Top 10 properties in baseball, as determined by Baseball Prospectus. Interesting.
The past three days I've been neck-deep in baseball statistics, prognostications, and commentary, preparing for two rotisserie baseball drafts. Tuesday was round two of three of bidding in my sabermetric league, and soon as all the fast and furious bidding ended at 6pm I had to completely change my thought process for my rotisserie 5x5 league which was operating using a snaking straight draft. The players are valued differently in each instance, and the draft strategy is radically different because of the formats. Both are fun in their own ways--they're all just games which appeal to gamblers, stat-heads, numbers guys, and not least of all baseball fans. It's similar in appeal to playing the stock market, but more enjoyable because your financial future isn't in play. For those who think they know more about baseball than the next guy, it's a way to put a minor wad of money where your mouth is.
Preparing for all these drafts is mentally straining. The amount of information available is overwhelming, and absorbing it all can be maddening and also strangely enjoyable. Every next tidbit of information catches your eye, and you hoard it all away in the hopes of having that one insight which none of your fellow owners have caught onto. Today was the last round of the sabermetric league, and I'm glad it's over. I'm too competitive to take things like this lightly and it's mentally taxing.
Of course, it helps when you think you'll win.
Decision markets

It's interesting to follow the decision markets in general, but especially in turbulent times like these. The financial page of the Mar. 24 issue of The New Yorker highlights sites like Newsfutures, Iowa Electronic Markets, Hollywood Stock Exchange, and Tradesports, sites which allow you to buy and sell derivatives on just about any outcome imaginable, from how much a movie will make in theaters (traders give Head of State the edge over Basic this weekend, despite the fact that Head of State is opening in hundreds fewer theaters) to whether or not the U.S. will catch Osama Bin Laden in 2003 (currently trades at 35% probability).
Interesting, and accurate. The Iowa Electronic Markets routinely beats national polls in predicting presidential elections. The principles is the same as that governing the efficient markets theory: decision markets channel the collective energy and resources of a group of people with intense knowledge of and interest in a particular area of interest. That's why it's so difficult to beat the stock market.
Of course, when everyone is so wrong about something, that's also worth examining. Look at IMDb's poll or Entertainment Weekly's issue on who would win Oscars and you realize how big an upset Adrien Brody and Roman Polanski pulled off.
How we came to war

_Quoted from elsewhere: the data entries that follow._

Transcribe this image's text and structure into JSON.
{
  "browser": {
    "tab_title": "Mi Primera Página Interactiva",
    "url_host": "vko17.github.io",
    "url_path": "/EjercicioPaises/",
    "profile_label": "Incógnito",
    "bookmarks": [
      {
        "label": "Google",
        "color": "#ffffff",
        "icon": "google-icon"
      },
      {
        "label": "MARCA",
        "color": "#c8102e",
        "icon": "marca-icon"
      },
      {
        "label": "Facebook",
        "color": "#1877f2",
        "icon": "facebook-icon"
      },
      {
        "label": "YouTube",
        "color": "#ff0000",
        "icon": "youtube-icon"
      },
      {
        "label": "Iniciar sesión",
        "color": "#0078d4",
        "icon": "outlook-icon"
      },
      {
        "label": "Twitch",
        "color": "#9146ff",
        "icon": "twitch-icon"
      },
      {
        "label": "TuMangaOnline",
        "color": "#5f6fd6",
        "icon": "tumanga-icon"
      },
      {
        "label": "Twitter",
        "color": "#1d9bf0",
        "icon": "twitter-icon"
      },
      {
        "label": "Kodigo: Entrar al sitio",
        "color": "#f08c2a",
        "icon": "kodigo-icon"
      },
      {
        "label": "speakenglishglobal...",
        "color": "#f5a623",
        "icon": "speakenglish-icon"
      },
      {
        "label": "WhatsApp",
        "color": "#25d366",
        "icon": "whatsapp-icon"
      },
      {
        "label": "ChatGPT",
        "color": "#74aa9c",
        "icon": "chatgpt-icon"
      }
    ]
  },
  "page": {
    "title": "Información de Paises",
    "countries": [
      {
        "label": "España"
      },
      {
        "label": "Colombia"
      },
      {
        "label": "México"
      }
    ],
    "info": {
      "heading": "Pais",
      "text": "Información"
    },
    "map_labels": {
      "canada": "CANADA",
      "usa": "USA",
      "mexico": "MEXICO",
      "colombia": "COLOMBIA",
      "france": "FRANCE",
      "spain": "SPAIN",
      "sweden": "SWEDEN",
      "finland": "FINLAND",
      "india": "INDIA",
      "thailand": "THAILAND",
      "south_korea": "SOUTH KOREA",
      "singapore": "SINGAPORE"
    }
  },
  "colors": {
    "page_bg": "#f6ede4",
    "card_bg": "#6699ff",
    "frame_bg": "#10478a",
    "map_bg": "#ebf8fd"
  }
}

Someday soon, a whole series of politicians and journalists will rush books to the market analyzing the leadup to this war with Iraq. Until then, here's one interesting account in this week's New Yorker. Among the intriguing points noted is the now self-evident realization that the United Nations is really only empowered when the great powers of the world are in agreement (by the way, how did France get a spot on the Security Council? is it the same reason old golfers still get to play in The Masters?).
And the somewhat sobering thought that the current administration could care less what protestors are saying in the streets. They've filtered it out like so much low-decibel noise.

I can access every website from my Macintosh except for anything related to my own website, eugenewei.com. I can't grab my e-mail, can't ftp anything to my directories, can't even find the website through a browser. I have no such problems on my Windows desktop, and my Mac can surf to every other website. Anyone have any idea why that might be and, better yet, how to fix it? Winner definitely gets a nice dinner on me.
South America

Have just about put the finishing touches on a trip to South America to depart late next week. Planning multi-week travels can be hard work, especially given the wealth of information available on the Internet and the overwhelming number of permutations of airplane flights and itineraries one can assemble in a country as vast as South America. Having a budget to enforce helped to narrow things down, and I left one just completely open week in Cuzco in the middle of the schedule to give myself the freedom to just follow my whims while there in person. Should be fun. Will hike through frigid Patagonia, tour the Galapagos Islands, and trace the steps of the Incas to Machu Picchu, among other things.
Still, before I've even left a black cloud has appeared in the distance. Two days after I return from South America my leave of absence will come to an end. Three months hardly feels like enough time for a leave.
Still an assassin

Thanks to Sang, I got to see Jordan in his last game in Seattle the other night. Jordan's 40 years old but still a dangerous, effective player. He played tough, physical defense on Rashard Lewis, and despite not having the stamina to sustain an effort for the full 44 minutes he was on the floor, he paced himself as best as he could, and when the game was on the line he came through with an alley-oop layup and two fade-away jumpers that hit nothing but net to ice the game for the Wizards. Here's hoping he gets one last chance to work some magic in the playoffs.
Not the prettiest of games--the Sonics, who basically conceded they were going into rebuilding mode when they traded Payton and Mason, shot something like 37%. The basketball was bruised and battered from encountering so much rim, so little net.